--- Raw data ---
-------

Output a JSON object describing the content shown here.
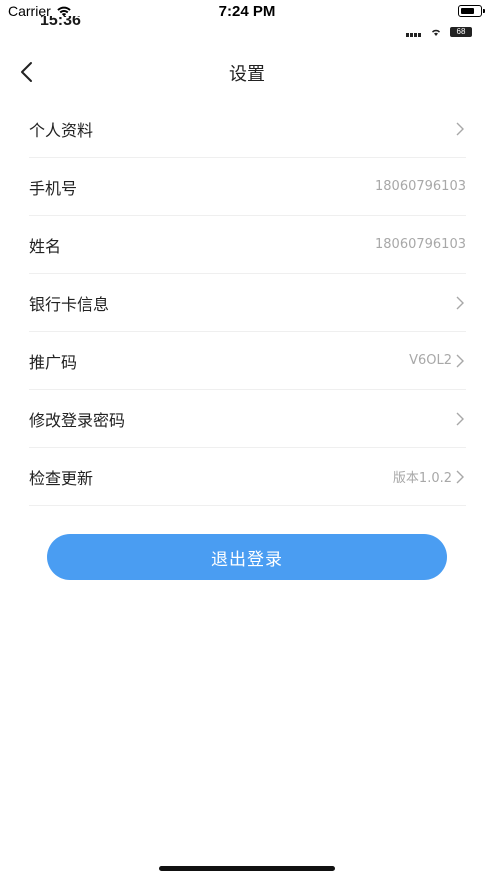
{
  "status_bar": {
    "carrier": "Carrier",
    "time": "7:24 PM",
    "ghost_time": "15:36",
    "ghost_battery": "68"
  },
  "nav": {
    "title": "设置"
  },
  "settings": [
    {
      "label": "个人资料",
      "value": "",
      "chevron": true
    },
    {
      "label": "手机号",
      "value": "18060796103",
      "chevron": false
    },
    {
      "label": "姓名",
      "value": "18060796103",
      "chevron": false
    },
    {
      "label": "银行卡信息",
      "value": "",
      "chevron": true
    },
    {
      "label": "推广码",
      "value": "V6OL2",
      "chevron": true
    },
    {
      "label": "修改登录密码",
      "value": "",
      "chevron": true
    },
    {
      "label": "检查更新",
      "value": "版本1.0.2",
      "chevron": true
    }
  ],
  "logout": {
    "label": "退出登录"
  },
  "colors": {
    "accent": "#4a9df2",
    "divider": "#efefef",
    "value_text": "#a8a8a8"
  }
}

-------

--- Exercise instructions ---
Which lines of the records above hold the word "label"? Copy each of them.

--- Written answer ---
      "label": "个人资料",
      "label": "手机号",
      "label": "姓名",
      "label": "银行卡信息",
      "label": "推广码",
      "label": "修改登录密码",
      "label": "检查更新",
    "label": "退出登录"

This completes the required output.